»»
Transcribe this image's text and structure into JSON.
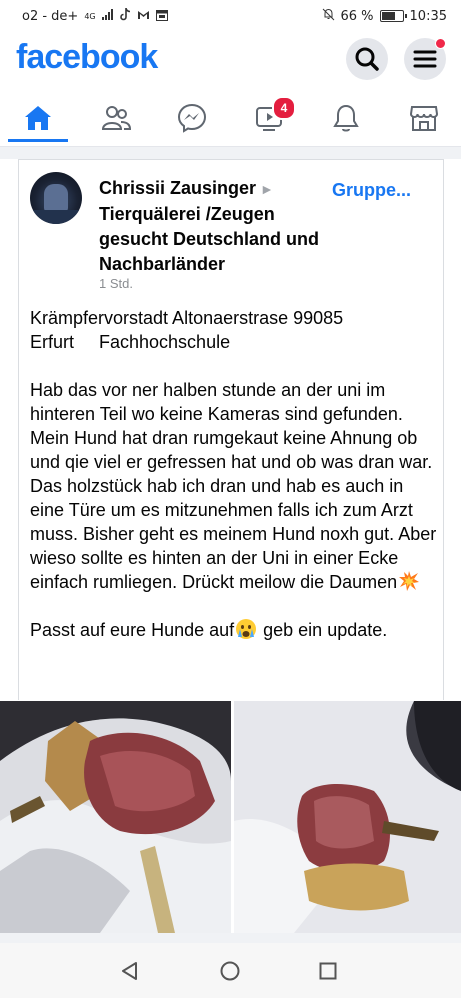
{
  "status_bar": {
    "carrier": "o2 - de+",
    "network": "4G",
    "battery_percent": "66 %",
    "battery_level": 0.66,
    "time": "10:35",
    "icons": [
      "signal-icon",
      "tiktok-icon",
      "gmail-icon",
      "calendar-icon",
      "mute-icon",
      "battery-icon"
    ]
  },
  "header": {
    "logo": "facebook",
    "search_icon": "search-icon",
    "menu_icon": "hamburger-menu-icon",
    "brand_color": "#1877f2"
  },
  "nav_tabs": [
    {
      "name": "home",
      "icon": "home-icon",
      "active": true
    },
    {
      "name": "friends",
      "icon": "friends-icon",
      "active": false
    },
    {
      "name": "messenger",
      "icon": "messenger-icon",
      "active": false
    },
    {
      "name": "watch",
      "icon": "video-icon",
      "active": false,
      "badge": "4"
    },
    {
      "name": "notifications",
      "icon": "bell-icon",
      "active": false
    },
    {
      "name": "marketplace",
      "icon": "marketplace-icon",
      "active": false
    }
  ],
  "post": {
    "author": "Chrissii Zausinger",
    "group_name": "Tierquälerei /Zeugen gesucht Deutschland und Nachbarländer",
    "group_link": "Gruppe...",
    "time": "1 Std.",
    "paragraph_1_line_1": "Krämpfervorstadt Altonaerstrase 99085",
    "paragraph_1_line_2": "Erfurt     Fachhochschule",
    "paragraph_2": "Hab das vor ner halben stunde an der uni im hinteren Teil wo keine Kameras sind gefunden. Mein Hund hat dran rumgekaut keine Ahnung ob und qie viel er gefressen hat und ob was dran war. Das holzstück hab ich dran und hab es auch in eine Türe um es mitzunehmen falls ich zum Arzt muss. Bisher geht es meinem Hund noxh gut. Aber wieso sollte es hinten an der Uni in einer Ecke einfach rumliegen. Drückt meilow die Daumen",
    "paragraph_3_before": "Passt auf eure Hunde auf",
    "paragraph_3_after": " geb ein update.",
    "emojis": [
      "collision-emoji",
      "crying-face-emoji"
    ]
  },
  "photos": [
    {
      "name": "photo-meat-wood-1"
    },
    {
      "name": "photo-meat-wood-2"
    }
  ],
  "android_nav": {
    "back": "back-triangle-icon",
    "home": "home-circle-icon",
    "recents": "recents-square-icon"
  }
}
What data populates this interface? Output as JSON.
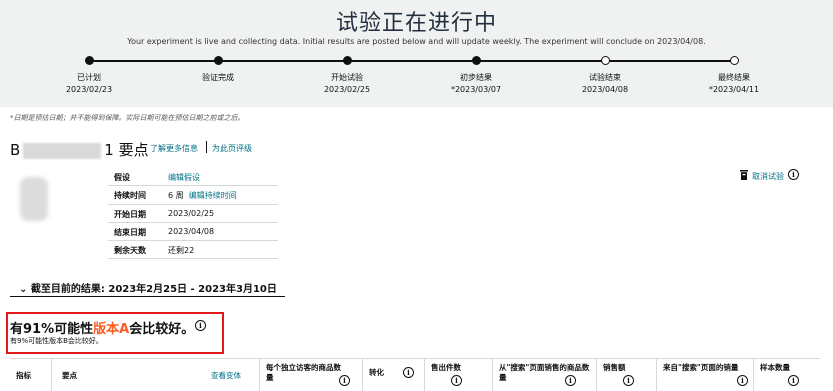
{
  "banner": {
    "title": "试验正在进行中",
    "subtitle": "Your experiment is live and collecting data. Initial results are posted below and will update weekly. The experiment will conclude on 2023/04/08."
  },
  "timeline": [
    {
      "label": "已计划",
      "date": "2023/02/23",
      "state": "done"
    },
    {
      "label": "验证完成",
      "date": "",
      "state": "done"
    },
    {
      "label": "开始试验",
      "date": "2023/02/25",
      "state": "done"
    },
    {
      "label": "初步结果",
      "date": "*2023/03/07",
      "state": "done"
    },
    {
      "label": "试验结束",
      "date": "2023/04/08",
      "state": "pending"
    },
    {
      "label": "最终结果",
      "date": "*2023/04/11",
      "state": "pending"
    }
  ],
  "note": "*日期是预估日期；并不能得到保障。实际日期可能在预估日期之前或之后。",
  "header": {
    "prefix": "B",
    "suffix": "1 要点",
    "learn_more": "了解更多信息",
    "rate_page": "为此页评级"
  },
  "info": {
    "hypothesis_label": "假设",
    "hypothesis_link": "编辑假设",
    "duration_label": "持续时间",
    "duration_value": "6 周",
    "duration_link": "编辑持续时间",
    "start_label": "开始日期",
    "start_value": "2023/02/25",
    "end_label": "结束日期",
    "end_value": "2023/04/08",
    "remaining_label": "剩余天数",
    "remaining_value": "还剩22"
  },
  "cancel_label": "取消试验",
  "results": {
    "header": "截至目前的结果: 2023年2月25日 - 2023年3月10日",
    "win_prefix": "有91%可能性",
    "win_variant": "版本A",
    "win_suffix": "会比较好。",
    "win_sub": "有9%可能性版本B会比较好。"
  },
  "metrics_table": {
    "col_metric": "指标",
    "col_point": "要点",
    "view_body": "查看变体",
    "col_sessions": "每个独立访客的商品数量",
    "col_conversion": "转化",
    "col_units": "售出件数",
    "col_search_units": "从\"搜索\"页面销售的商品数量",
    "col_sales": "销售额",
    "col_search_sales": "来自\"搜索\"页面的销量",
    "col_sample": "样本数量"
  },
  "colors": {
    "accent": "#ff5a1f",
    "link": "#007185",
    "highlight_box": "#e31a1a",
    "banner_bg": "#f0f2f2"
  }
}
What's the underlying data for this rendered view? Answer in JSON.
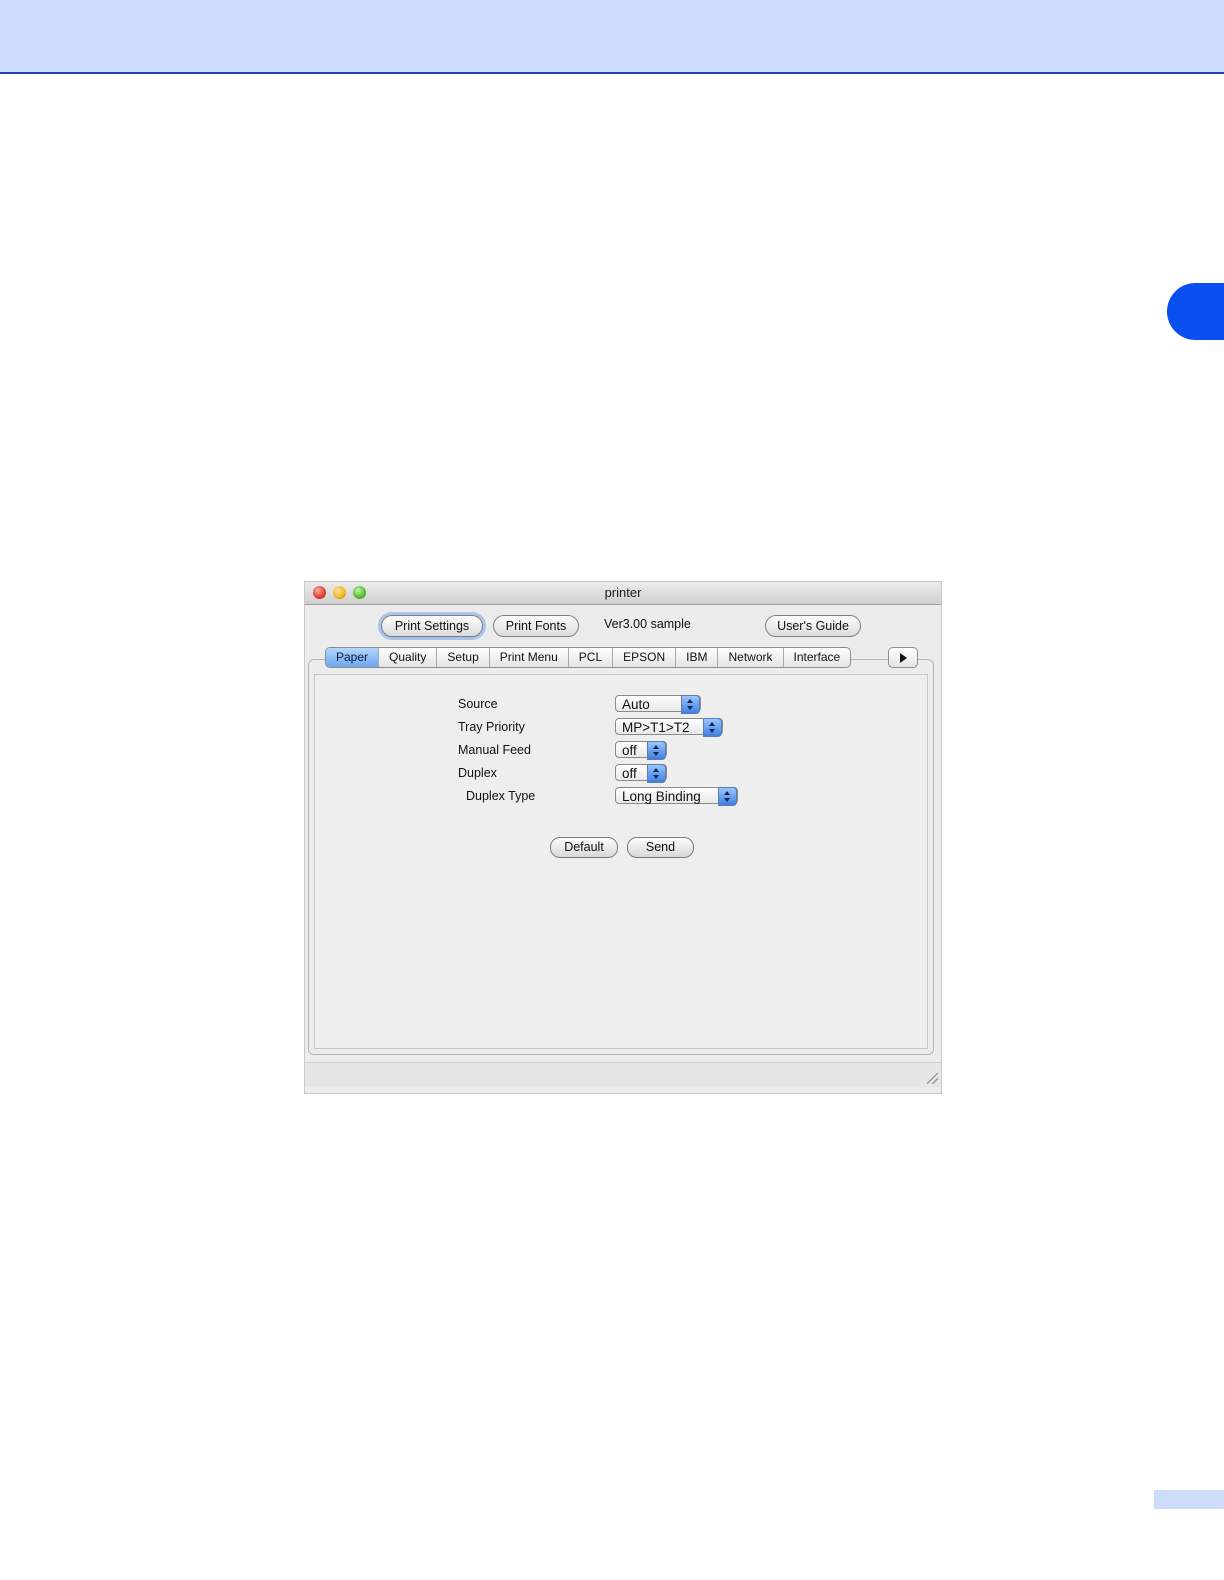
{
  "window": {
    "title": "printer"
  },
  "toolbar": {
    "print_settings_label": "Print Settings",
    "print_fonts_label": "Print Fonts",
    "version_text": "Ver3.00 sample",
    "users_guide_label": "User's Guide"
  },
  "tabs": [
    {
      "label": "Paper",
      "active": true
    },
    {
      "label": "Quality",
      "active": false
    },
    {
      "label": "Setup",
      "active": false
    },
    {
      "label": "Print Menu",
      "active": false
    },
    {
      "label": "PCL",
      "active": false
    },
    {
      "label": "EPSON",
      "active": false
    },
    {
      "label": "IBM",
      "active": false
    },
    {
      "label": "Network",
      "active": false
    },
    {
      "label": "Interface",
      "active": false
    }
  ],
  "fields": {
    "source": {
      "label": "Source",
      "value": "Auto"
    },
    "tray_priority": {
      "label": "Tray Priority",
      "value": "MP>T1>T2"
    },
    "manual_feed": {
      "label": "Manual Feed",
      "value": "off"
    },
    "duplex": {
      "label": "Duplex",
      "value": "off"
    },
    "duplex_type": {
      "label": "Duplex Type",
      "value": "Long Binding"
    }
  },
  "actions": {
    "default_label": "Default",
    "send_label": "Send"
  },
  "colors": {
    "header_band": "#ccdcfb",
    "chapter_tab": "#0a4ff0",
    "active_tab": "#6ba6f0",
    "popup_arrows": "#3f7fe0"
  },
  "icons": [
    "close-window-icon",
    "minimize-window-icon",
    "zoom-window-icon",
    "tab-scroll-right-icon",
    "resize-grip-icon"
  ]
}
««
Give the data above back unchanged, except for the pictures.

TASK RESPONSE
Transcribe this image's text and structure into JSON.
{
  "status_bar": {
    "carrier": "o2 - de+",
    "network": "4G",
    "battery_percent": "66 %",
    "battery_level": 0.66,
    "time": "10:35",
    "icons": [
      "signal-icon",
      "tiktok-icon",
      "gmail-icon",
      "calendar-icon",
      "mute-icon",
      "battery-icon"
    ]
  },
  "header": {
    "logo": "facebook",
    "search_icon": "search-icon",
    "menu_icon": "hamburger-menu-icon",
    "brand_color": "#1877f2"
  },
  "nav_tabs": [
    {
      "name": "home",
      "icon": "home-icon",
      "active": true
    },
    {
      "name": "friends",
      "icon": "friends-icon",
      "active": false
    },
    {
      "name": "messenger",
      "icon": "messenger-icon",
      "active": false
    },
    {
      "name": "watch",
      "icon": "video-icon",
      "active": false,
      "badge": "4"
    },
    {
      "name": "notifications",
      "icon": "bell-icon",
      "active": false
    },
    {
      "name": "marketplace",
      "icon": "marketplace-icon",
      "active": false
    }
  ],
  "post": {
    "author": "Chrissii Zausinger",
    "group_name": "Tierquälerei /Zeugen gesucht Deutschland und Nachbarländer",
    "group_link": "Gruppe...",
    "time": "1 Std.",
    "paragraph_1_line_1": "Krämpfervorstadt Altonaerstrase 99085",
    "paragraph_1_line_2": "Erfurt     Fachhochschule",
    "paragraph_2": "Hab das vor ner halben stunde an der uni im hinteren Teil wo keine Kameras sind gefunden. Mein Hund hat dran rumgekaut keine Ahnung ob und qie viel er gefressen hat und ob was dran war. Das holzstück hab ich dran und hab es auch in eine Türe um es mitzunehmen falls ich zum Arzt muss. Bisher geht es meinem Hund noxh gut. Aber wieso sollte es hinten an der Uni in einer Ecke einfach rumliegen. Drückt meilow die Daumen",
    "paragraph_3_before": "Passt auf eure Hunde auf",
    "paragraph_3_after": " geb ein update.",
    "emojis": [
      "collision-emoji",
      "crying-face-emoji"
    ]
  },
  "photos": [
    {
      "name": "photo-meat-wood-1"
    },
    {
      "name": "photo-meat-wood-2"
    }
  ],
  "android_nav": {
    "back": "back-triangle-icon",
    "home": "home-circle-icon",
    "recents": "recents-square-icon"
  }
}
What data populates this interface? Output as JSON.
{
  "banner": {
    "title": "试验正在进行中",
    "subtitle": "Your experiment is live and collecting data. Initial results are posted below and will update weekly. The experiment will conclude on 2023/04/08."
  },
  "timeline": [
    {
      "label": "已计划",
      "date": "2023/02/23",
      "state": "done"
    },
    {
      "label": "验证完成",
      "date": "",
      "state": "done"
    },
    {
      "label": "开始试验",
      "date": "2023/02/25",
      "state": "done"
    },
    {
      "label": "初步结果",
      "date": "*2023/03/07",
      "state": "done"
    },
    {
      "label": "试验结束",
      "date": "2023/04/08",
      "state": "pending"
    },
    {
      "label": "最终结果",
      "date": "*2023/04/11",
      "state": "pending"
    }
  ],
  "note": "*日期是预估日期；并不能得到保障。实际日期可能在预估日期之前或之后。",
  "header": {
    "prefix": "B",
    "suffix": "1 要点",
    "learn_more": "了解更多信息",
    "rate_page": "为此页评级"
  },
  "info": {
    "hypothesis_label": "假设",
    "hypothesis_link": "编辑假设",
    "duration_label": "持续时间",
    "duration_value": "6 周",
    "duration_link": "编辑持续时间",
    "start_label": "开始日期",
    "start_value": "2023/02/25",
    "end_label": "结束日期",
    "end_value": "2023/04/08",
    "remaining_label": "剩余天数",
    "remaining_value": "还剩22"
  },
  "cancel_label": "取消试验",
  "results": {
    "header": "截至目前的结果: 2023年2月25日 - 2023年3月10日",
    "win_prefix": "有91%可能性",
    "win_variant": "版本A",
    "win_suffix": "会比较好。",
    "win_sub": "有9%可能性版本B会比较好。"
  },
  "metrics_table": {
    "col_metric": "指标",
    "col_point": "要点",
    "view_body": "查看变体",
    "col_sessions": "每个独立访客的商品数量",
    "col_conversion": "转化",
    "col_units": "售出件数",
    "col_search_units": "从\"搜索\"页面销售的商品数量",
    "col_sales": "销售额",
    "col_search_sales": "来自\"搜索\"页面的销量",
    "col_sample": "样本数量"
  },
  "colors": {
    "accent": "#ff5a1f",
    "link": "#007185",
    "highlight_box": "#e31a1a",
    "banner_bg": "#f0f2f2"
  }
}
What's the underlying data for this rendered view? Answer in JSON.
{
  "window": {
    "title": "printer"
  },
  "toolbar": {
    "print_settings_label": "Print Settings",
    "print_fonts_label": "Print Fonts",
    "version_text": "Ver3.00 sample",
    "users_guide_label": "User's Guide"
  },
  "tabs": [
    {
      "label": "Paper",
      "active": true
    },
    {
      "label": "Quality",
      "active": false
    },
    {
      "label": "Setup",
      "active": false
    },
    {
      "label": "Print Menu",
      "active": false
    },
    {
      "label": "PCL",
      "active": false
    },
    {
      "label": "EPSON",
      "active": false
    },
    {
      "label": "IBM",
      "active": false
    },
    {
      "label": "Network",
      "active": false
    },
    {
      "label": "Interface",
      "active": false
    }
  ],
  "fields": {
    "source": {
      "label": "Source",
      "value": "Auto"
    },
    "tray_priority": {
      "label": "Tray Priority",
      "value": "MP>T1>T2"
    },
    "manual_feed": {
      "label": "Manual Feed",
      "value": "off"
    },
    "duplex": {
      "label": "Duplex",
      "value": "off"
    },
    "duplex_type": {
      "label": "Duplex Type",
      "value": "Long Binding"
    }
  },
  "actions": {
    "default_label": "Default",
    "send_label": "Send"
  },
  "colors": {
    "header_band": "#ccdcfb",
    "chapter_tab": "#0a4ff0",
    "active_tab": "#6ba6f0",
    "popup_arrows": "#3f7fe0"
  },
  "icons": [
    "close-window-icon",
    "minimize-window-icon",
    "zoom-window-icon",
    "tab-scroll-right-icon",
    "resize-grip-icon"
  ]
}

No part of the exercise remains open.